_Exercise:_
Quote the listing below in its entirety, omitting every image.

_Data under study:_
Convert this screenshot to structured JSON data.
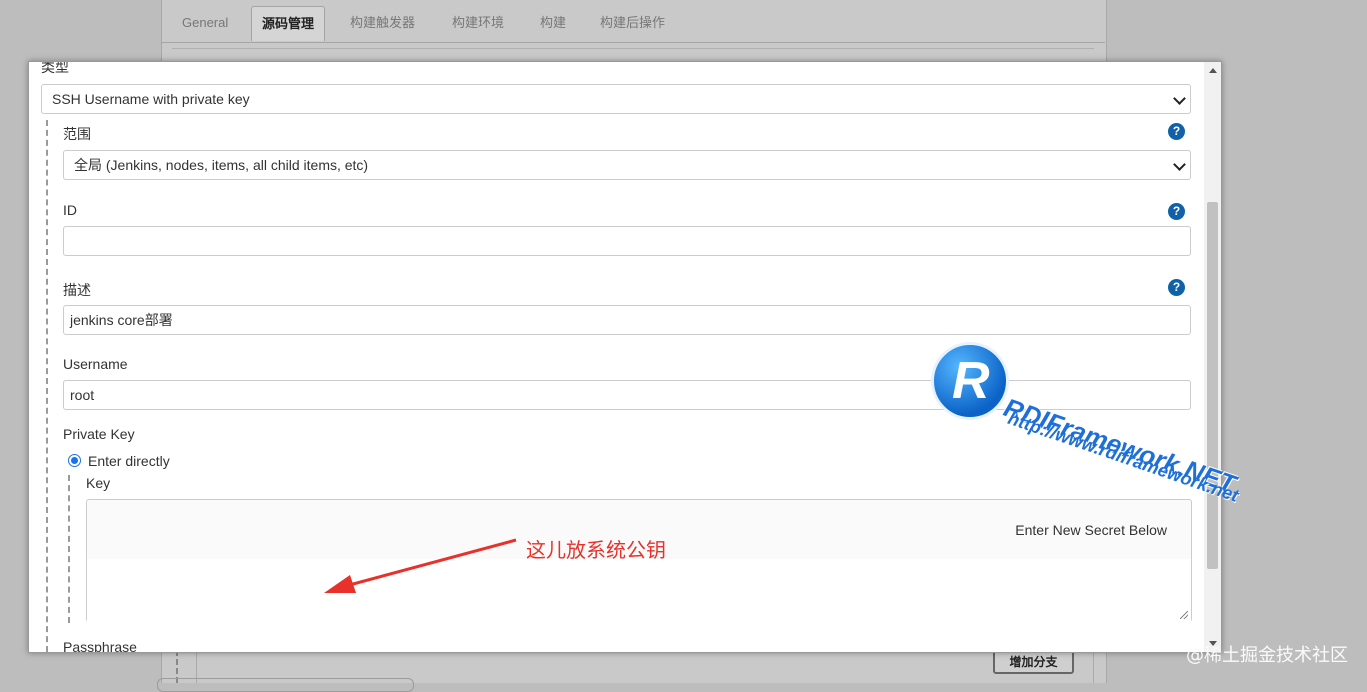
{
  "background_page": {
    "tabs": [
      "General",
      "源码管理",
      "构建触发器",
      "构建环境",
      "构建",
      "构建后操作"
    ],
    "active_tab": "源码管理",
    "add_branch_button": "增加分支"
  },
  "dialog": {
    "kind_label": "类型",
    "kind_value": "SSH Username with private key",
    "scope_label": "范围",
    "scope_value": "全局 (Jenkins, nodes, items, all child items, etc)",
    "id_label": "ID",
    "id_value": "",
    "description_label": "描述",
    "description_value": "jenkins core部署",
    "username_label": "Username",
    "username_value": "root",
    "private_key_label": "Private Key",
    "enter_directly_label": "Enter directly",
    "key_label": "Key",
    "key_secret_hint": "Enter New Secret Below",
    "passphrase_label": "Passphrase"
  },
  "annotation": {
    "text": "这儿放系统公钥",
    "color": "#e8312a"
  },
  "watermark": {
    "logo_letter": "R",
    "line1": "RDIFramework.NET",
    "line2": "http://www.rdiframework.net",
    "footer": "@稀土掘金技术社区"
  },
  "colors": {
    "help_icon": "#0f62a7",
    "radio": "#1a73e8"
  }
}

_Completed exercise:_
Convert this screenshot to structured JSON data.
{
  "background_page": {
    "tabs": [
      "General",
      "源码管理",
      "构建触发器",
      "构建环境",
      "构建",
      "构建后操作"
    ],
    "active_tab": "源码管理",
    "add_branch_button": "增加分支"
  },
  "dialog": {
    "kind_label": "类型",
    "kind_value": "SSH Username with private key",
    "scope_label": "范围",
    "scope_value": "全局 (Jenkins, nodes, items, all child items, etc)",
    "id_label": "ID",
    "id_value": "",
    "description_label": "描述",
    "description_value": "jenkins core部署",
    "username_label": "Username",
    "username_value": "root",
    "private_key_label": "Private Key",
    "enter_directly_label": "Enter directly",
    "key_label": "Key",
    "key_secret_hint": "Enter New Secret Below",
    "passphrase_label": "Passphrase"
  },
  "annotation": {
    "text": "这儿放系统公钥",
    "color": "#e8312a"
  },
  "watermark": {
    "logo_letter": "R",
    "line1": "RDIFramework.NET",
    "line2": "http://www.rdiframework.net",
    "footer": "@稀土掘金技术社区"
  },
  "colors": {
    "help_icon": "#0f62a7",
    "radio": "#1a73e8"
  }
}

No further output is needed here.